Among the lines of the material below, count those with the string "features". Give the number alone.

START PROVIDED DATA

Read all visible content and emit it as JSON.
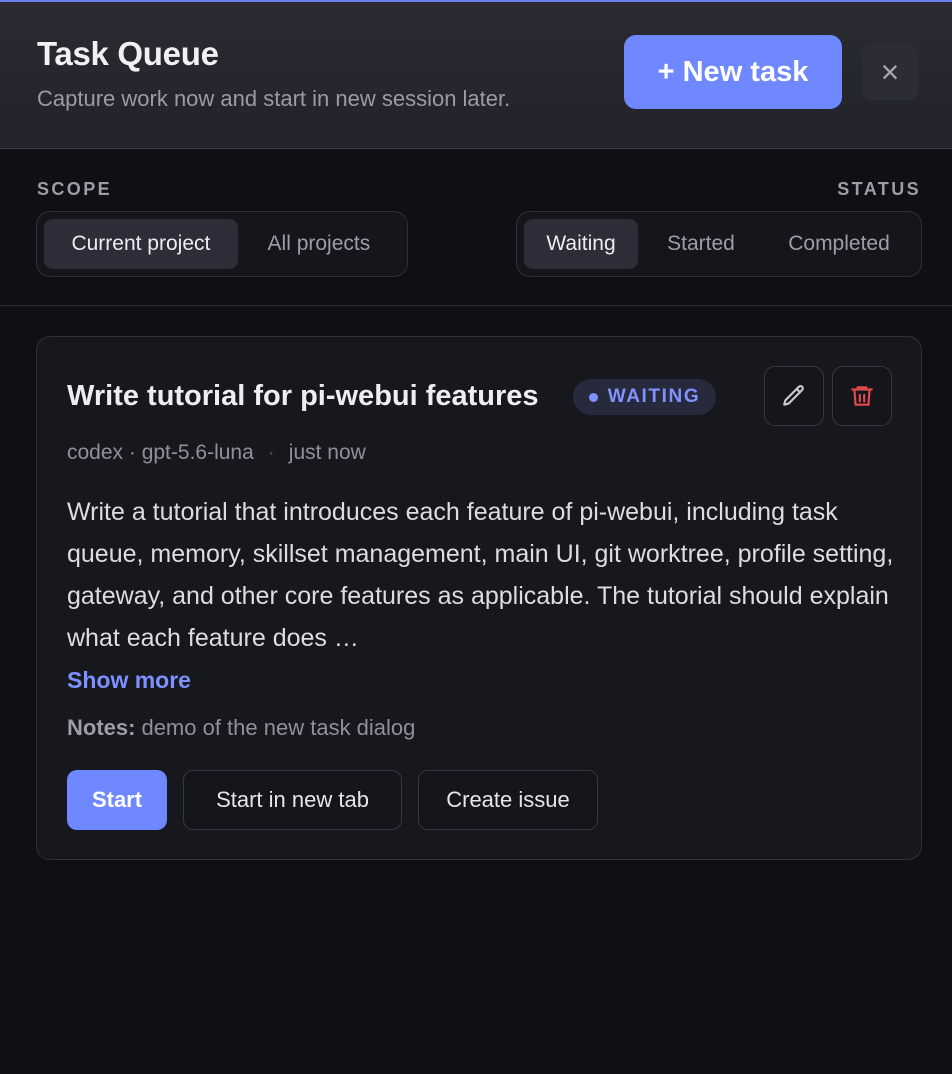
{
  "header": {
    "title": "Task Queue",
    "subtitle": "Capture work now and start in new session later.",
    "new_task_label": "+ New task",
    "close_glyph": "×"
  },
  "filters": {
    "scope": {
      "label": "SCOPE",
      "options": [
        "Current project",
        "All projects"
      ],
      "selected": "Current project"
    },
    "status": {
      "label": "STATUS",
      "options": [
        "Waiting",
        "Started",
        "Completed"
      ],
      "selected": "Waiting"
    }
  },
  "task": {
    "title": "Write tutorial for pi-webui features",
    "status_badge": "WAITING",
    "agent_model": "codex · gpt-5.6-luna",
    "meta_separator": "·",
    "time": "just now",
    "description": "Write a tutorial that introduces each feature of pi-webui, including task queue, memory, skillset management, main UI, git worktree, profile setting, gateway, and other core features as applicable. The tutorial should explain what each feature does …",
    "show_more_label": "Show more",
    "notes_label": "Notes:",
    "notes_value": "demo of the new task dialog",
    "actions": {
      "start": "Start",
      "start_new_tab": "Start in new tab",
      "create_issue": "Create issue"
    },
    "icons": [
      "pencil-icon",
      "trash-icon"
    ]
  },
  "colors": {
    "accent": "#6f87ff",
    "danger": "#e5484d",
    "background": "#101014",
    "card": "#17181d"
  }
}
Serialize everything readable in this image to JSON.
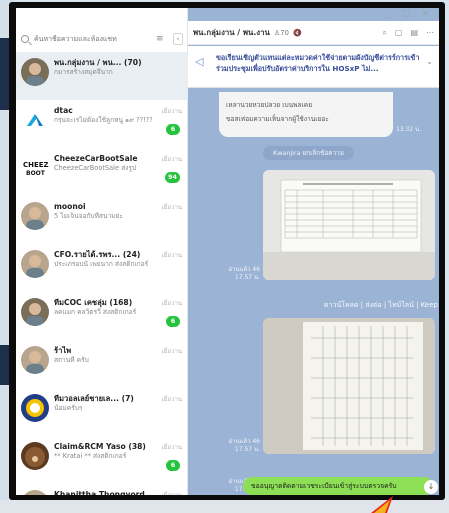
{
  "window": {
    "controls": "_ □ ×"
  },
  "sidebar": {
    "search_placeholder": "ค้นหาชื่อความและห้องแชท",
    "menu_icon": "≡",
    "collapse_icon": "‹",
    "chats": [
      {
        "name": "พน.กลุ่มงาน / พน... (70)",
        "message": "กมารสร้างสมุดจึนาก",
        "time": "",
        "badge": "",
        "active": true,
        "avatar": "group-photo"
      },
      {
        "name": "dtac",
        "message": "กรุนจะเรไม่ต้องใช้ลูกหนู ๑๙ ??!?? Buddy Reve...",
        "time": "เมื่อวาน",
        "badge": "6",
        "avatar": "dtac-logo"
      },
      {
        "name": "CheezeCarBootSale",
        "message": "CheezeCarBootSale ส่งรูป",
        "time": "เมื่อวาน",
        "badge": "94",
        "avatar": "cheeze-logo"
      },
      {
        "name": "moonoi",
        "message": "5 ไมเจ็นจอกับที่สนามย่ะ",
        "time": "เมื่อวาน",
        "badge": "",
        "avatar": "person-photo"
      },
      {
        "name": "CFO.รายได้.รพร... (24)",
        "message": "ประเภรอบนั่ เพยนาก ส่งสติกเกอร์",
        "time": "เมื่อวาน",
        "badge": "",
        "avatar": "person-photo"
      },
      {
        "name": "ทีมCOC เคชลุ่ม (168)",
        "message": "ลคแมก คลวิตรวี่ ส่งสติกเกอร์",
        "time": "เมื่อวาน",
        "badge": "6",
        "avatar": "group-photo"
      },
      {
        "name": "ร้าไพ",
        "message": "สถานที่ ครับ",
        "time": "เมื่อวาน",
        "badge": "",
        "avatar": "person-photo"
      },
      {
        "name": "ทีมวอลเลย์ชายเล... (7)",
        "message": "น้อมครับๆ",
        "time": "เมื่อวาน",
        "badge": "",
        "avatar": "volleyball-logo"
      },
      {
        "name": "Claim&RCM Yaso (38)",
        "message": "** Kratai ** ส่งสติกเกอร์",
        "time": "เมื่อวาน",
        "badge": "6",
        "avatar": "bear-avatar"
      },
      {
        "name": "Khanittha Thongyord",
        "message": "Khanittha Thongyord ส่งสติกเกอร์",
        "time": "เมื่อวาน",
        "badge": "",
        "avatar": "person-photo"
      }
    ]
  },
  "chat": {
    "title": "พน.กลุ่มงาน / พน.งาน",
    "member_count": "♙70",
    "mute_icon": "🔇",
    "header_icons": [
      "search-icon",
      "note-icon",
      "files-icon",
      "more-icon"
    ],
    "announcement": "ขอเรียนเชิญตัวแทนแต่ละหมวดค่าใช้จ่ายตามผังบัญชีต่ารร์การเข้าร่วมประชุมเพื่อปรับอัตราค่าบริการใน HOSxP ไม่...",
    "messages": {
      "text1_line1": "เหลานวยหวยปลวย เบนพลเคย",
      "text1_line2": "ขอสเห่อมความเห็นจากผู้ใช้งานเยอะ",
      "text1_time": "13.32 น.",
      "system": "Kwanjira ยกเลิกข้อความ",
      "img1_meta": "อ่านแล้ว 46\n17.57 น.",
      "img2_meta": "อ่านแล้ว 46\n17.57 น.",
      "actions": [
        "ดาวน์โหลด",
        "ส่งต่อ",
        "ไทม์ไลน์",
        "Keep"
      ],
      "mine_meta": "อ่านแล้ว 46\n17.57 น.",
      "mine_text": "ขออนุญาตติดตามเวชระเบียนเข้าสู่ระบบตรวจครับ",
      "scroll_icon": "↓"
    }
  },
  "colors": {
    "chat_bg": "#9bb3d5",
    "badge": "#26c33f",
    "my_bubble": "#8de055",
    "announcement": "#3a4f9a"
  }
}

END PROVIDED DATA

● OUTPUT BELOW
2